Do you consider yourself to be a Londoner?
In 1977, a poll asked people living in London this question. 73% said yes. Another 37% living just outside the city also claimed to be Londoners.
The numbers are perhaps surprising, given that just 12 years earlier, the London Government Act 1963 had sucked in many unwitting towns and villages from the home counties. (Some people still won't admit they're part of Greater London.)
A similar poll was carried out in September 2017 — this time using a 0-10 scale. Here are the results:
This time round, 63% said they identified strongly as Londoners. Not an overwhelming majority perhaps, but then, in total 89% of Londoners said they identified as Londoners to some extent. So you could argue that a similar percentage of people consider themselves Londoners now, than they did 40-odd years ago — despite the fact that London is more ethnically diverse, and the share of Londoners born outside the city has doubled.
Brexit doesn't necessarily = anti-British
But — as this research from Centre of London suggests — though London appears the most popular identifier, this does not seem to be at the expense of British identity. 86% in the 2017 poll also felt British to some extent (even though only 75% have a British passport). Interesting to note that even though almost 60% of Londoners voted against Brexit, that doesn't necessarily impinge on their notion of 'being British'.
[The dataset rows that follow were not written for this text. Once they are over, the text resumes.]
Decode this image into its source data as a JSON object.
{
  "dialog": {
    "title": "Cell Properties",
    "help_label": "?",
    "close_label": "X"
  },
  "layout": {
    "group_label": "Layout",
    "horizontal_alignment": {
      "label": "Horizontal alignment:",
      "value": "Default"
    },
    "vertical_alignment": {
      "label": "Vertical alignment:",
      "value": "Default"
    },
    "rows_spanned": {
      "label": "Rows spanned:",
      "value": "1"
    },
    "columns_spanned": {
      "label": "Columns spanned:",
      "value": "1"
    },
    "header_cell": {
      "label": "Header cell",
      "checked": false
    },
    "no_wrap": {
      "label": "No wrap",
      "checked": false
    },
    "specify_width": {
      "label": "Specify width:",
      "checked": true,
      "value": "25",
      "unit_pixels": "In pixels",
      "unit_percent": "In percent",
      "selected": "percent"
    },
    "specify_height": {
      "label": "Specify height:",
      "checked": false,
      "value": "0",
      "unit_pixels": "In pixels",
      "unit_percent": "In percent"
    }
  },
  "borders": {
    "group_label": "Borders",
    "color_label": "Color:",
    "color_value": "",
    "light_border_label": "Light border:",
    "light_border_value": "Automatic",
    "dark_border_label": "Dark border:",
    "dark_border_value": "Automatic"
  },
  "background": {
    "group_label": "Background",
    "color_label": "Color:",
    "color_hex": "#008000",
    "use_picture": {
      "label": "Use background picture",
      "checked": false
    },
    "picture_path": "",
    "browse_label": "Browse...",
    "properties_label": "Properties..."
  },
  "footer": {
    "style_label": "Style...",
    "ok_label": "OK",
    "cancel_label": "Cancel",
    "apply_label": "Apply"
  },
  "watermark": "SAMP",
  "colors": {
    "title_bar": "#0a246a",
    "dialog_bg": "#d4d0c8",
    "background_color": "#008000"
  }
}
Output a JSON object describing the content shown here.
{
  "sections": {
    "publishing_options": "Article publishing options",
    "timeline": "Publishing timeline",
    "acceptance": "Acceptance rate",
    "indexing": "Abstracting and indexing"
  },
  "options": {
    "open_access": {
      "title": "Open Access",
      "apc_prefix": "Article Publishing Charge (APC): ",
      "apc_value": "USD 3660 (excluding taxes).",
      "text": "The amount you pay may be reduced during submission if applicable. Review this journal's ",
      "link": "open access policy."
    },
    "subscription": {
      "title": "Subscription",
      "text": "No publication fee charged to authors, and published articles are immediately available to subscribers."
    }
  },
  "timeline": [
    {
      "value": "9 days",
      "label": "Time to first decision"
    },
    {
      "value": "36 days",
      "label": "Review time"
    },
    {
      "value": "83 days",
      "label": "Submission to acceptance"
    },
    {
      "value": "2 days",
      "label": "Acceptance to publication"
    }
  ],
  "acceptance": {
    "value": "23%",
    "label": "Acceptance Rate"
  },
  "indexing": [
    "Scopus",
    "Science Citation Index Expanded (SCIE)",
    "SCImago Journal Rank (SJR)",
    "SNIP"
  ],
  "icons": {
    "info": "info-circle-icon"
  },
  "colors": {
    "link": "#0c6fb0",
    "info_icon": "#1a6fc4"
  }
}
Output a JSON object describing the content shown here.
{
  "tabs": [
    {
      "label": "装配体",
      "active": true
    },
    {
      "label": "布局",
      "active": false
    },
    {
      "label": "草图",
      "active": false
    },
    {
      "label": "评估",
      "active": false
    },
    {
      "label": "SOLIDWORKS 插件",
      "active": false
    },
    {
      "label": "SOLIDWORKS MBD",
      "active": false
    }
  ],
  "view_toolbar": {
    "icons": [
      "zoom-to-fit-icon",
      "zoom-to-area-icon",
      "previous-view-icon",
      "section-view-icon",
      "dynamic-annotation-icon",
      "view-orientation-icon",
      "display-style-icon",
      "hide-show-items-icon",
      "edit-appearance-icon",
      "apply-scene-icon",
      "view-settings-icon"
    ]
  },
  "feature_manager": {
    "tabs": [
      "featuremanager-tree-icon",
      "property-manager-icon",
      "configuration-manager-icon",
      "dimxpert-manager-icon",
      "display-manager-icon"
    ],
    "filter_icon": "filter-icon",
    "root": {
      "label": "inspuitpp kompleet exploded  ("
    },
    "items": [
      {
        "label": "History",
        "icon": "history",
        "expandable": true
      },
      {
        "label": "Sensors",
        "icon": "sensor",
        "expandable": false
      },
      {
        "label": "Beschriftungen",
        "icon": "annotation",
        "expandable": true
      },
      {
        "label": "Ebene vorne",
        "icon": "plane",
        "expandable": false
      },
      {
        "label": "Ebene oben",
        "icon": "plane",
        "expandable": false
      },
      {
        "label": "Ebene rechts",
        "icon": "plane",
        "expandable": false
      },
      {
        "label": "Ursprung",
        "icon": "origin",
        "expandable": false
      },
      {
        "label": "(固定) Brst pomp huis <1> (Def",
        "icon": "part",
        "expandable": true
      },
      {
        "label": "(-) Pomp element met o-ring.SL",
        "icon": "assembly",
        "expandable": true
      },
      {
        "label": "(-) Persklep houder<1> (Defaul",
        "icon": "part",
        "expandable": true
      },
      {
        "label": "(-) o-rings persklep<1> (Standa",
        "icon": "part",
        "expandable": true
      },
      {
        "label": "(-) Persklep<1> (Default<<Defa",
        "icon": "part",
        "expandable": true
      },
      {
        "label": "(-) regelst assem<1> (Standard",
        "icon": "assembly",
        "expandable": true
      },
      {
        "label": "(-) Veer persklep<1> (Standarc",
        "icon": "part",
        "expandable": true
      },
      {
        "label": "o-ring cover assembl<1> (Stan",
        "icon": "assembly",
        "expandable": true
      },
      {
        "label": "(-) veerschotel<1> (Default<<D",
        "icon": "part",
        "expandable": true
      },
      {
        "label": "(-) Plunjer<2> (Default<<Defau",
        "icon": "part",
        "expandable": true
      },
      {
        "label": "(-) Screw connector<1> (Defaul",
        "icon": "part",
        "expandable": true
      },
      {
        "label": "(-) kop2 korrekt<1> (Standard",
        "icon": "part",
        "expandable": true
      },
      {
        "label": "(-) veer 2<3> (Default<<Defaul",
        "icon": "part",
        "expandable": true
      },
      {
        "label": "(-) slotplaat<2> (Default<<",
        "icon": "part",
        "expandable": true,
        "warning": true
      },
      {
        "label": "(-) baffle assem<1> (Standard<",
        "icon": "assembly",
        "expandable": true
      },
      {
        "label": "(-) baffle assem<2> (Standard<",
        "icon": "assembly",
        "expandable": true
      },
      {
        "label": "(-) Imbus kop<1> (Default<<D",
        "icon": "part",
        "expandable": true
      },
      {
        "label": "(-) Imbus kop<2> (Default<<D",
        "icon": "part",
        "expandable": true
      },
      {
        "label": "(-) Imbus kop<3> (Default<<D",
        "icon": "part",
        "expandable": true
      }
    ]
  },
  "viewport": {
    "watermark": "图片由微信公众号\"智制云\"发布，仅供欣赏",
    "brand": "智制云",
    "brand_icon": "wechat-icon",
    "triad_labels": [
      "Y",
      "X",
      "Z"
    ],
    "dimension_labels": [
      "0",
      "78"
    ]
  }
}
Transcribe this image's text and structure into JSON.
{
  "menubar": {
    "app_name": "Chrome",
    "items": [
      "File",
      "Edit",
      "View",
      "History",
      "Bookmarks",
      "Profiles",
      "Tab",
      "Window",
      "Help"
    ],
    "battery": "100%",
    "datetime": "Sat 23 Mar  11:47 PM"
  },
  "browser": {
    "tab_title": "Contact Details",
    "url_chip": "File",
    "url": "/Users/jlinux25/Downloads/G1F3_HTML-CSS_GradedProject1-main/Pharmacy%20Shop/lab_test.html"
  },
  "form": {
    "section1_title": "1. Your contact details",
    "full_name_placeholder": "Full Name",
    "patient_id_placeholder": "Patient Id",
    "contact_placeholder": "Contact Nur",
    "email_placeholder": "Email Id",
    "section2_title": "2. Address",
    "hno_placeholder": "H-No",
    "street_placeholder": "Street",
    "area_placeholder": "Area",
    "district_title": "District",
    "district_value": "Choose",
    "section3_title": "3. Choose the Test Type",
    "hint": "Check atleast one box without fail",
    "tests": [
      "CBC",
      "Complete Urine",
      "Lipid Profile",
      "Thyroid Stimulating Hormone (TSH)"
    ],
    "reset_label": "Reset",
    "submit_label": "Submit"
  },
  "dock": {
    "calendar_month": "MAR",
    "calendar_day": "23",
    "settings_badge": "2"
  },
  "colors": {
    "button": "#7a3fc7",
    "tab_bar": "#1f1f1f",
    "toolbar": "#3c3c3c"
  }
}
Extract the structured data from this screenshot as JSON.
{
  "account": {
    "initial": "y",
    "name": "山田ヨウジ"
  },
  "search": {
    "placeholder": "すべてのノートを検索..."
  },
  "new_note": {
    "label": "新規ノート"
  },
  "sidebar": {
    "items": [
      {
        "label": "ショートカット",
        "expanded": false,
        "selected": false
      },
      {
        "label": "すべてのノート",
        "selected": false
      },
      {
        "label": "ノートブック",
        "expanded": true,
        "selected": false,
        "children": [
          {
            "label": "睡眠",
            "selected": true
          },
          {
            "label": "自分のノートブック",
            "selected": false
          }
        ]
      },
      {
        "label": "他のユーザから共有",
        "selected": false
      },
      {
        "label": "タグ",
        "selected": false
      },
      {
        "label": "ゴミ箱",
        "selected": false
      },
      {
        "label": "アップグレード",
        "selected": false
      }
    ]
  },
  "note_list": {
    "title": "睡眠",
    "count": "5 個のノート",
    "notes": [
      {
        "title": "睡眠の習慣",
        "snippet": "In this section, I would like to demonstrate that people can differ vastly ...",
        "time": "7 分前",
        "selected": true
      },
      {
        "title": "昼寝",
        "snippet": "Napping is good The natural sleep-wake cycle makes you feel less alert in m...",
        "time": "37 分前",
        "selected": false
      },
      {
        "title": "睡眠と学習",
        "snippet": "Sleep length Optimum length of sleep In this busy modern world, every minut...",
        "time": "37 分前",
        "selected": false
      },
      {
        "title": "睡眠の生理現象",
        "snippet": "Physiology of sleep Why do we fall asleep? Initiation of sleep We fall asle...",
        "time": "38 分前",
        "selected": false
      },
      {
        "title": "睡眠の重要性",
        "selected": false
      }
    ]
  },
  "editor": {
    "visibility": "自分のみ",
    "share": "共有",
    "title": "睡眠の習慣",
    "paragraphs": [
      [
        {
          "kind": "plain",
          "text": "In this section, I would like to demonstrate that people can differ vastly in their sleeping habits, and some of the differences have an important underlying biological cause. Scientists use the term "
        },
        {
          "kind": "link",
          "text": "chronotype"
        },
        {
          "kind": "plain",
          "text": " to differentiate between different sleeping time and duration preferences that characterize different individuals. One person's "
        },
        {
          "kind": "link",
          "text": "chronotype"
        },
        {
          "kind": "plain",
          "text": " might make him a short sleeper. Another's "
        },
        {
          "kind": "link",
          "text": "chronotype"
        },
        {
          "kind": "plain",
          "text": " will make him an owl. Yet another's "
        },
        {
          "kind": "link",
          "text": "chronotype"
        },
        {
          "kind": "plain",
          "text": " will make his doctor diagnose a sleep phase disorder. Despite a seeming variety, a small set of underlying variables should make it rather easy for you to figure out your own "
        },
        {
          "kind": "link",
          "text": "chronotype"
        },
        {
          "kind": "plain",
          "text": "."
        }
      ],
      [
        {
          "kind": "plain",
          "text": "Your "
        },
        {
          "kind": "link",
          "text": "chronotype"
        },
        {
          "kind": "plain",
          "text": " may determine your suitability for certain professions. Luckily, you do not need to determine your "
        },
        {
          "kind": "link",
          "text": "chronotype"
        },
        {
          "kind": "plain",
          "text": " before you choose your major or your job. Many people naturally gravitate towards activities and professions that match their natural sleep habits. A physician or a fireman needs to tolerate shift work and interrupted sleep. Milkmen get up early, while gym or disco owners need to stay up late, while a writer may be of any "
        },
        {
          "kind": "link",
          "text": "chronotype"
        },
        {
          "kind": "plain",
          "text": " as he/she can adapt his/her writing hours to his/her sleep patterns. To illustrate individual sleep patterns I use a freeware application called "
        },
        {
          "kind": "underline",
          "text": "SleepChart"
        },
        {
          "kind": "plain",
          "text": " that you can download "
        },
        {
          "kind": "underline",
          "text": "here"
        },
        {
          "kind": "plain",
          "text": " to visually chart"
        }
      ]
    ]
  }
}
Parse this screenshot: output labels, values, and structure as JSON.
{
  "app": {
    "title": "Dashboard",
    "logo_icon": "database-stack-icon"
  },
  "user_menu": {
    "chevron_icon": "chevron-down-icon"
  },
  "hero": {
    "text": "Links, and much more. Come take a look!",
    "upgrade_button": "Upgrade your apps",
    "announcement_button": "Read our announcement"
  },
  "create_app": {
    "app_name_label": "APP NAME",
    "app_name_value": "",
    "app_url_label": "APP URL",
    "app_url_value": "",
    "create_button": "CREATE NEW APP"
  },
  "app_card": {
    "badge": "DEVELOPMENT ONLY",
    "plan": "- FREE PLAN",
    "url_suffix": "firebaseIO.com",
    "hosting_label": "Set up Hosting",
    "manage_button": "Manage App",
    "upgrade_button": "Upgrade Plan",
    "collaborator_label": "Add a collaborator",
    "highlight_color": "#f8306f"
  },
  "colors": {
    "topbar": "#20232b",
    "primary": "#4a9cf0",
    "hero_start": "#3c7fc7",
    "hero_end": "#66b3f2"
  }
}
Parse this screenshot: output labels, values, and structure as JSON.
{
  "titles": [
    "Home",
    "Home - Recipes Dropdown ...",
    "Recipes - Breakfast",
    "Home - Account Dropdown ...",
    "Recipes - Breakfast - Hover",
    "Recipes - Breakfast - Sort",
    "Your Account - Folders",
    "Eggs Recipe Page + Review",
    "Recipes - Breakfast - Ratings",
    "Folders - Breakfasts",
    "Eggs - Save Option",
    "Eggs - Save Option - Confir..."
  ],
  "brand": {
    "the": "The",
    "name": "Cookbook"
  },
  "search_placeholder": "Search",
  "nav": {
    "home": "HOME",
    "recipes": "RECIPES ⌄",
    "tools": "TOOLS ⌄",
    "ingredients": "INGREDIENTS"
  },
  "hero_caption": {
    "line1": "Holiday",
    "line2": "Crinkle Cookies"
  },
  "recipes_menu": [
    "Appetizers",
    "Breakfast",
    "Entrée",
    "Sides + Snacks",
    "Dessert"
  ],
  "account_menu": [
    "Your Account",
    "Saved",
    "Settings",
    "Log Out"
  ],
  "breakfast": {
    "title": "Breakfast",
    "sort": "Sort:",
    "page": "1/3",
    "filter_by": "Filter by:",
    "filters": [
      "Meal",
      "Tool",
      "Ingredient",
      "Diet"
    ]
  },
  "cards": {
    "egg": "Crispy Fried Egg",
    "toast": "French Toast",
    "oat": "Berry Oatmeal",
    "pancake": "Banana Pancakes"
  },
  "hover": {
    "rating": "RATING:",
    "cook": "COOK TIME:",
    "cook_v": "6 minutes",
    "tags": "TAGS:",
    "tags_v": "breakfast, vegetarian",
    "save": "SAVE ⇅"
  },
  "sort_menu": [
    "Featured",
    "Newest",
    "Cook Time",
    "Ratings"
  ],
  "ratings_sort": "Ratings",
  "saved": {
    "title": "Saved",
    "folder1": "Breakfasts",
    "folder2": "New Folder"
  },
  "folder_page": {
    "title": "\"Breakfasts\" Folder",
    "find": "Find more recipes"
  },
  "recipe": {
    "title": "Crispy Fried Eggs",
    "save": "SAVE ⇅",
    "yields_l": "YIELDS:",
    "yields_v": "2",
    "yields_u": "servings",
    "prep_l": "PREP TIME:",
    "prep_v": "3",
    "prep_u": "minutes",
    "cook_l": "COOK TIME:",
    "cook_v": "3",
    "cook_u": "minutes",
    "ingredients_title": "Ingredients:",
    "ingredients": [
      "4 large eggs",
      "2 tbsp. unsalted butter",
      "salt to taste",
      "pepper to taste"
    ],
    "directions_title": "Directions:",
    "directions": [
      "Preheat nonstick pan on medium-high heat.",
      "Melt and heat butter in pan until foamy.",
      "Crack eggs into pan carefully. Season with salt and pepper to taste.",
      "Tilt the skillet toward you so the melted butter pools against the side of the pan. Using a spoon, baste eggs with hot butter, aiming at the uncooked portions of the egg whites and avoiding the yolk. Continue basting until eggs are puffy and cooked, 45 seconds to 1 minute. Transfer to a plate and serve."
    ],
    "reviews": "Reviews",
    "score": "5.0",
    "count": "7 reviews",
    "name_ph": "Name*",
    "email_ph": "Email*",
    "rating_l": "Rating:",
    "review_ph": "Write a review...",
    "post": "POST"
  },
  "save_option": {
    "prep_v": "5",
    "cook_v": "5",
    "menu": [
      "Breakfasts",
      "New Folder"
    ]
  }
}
Another surprise, perhaps: in a 2014 survey, 77% of those asked said they were 'proud of London'. The same question in 1977? Just 64% considered themselves proud of their city. Goes to show that not everyone in the good old days was having a good time.
Read more in-depth analysis over at Centre for London.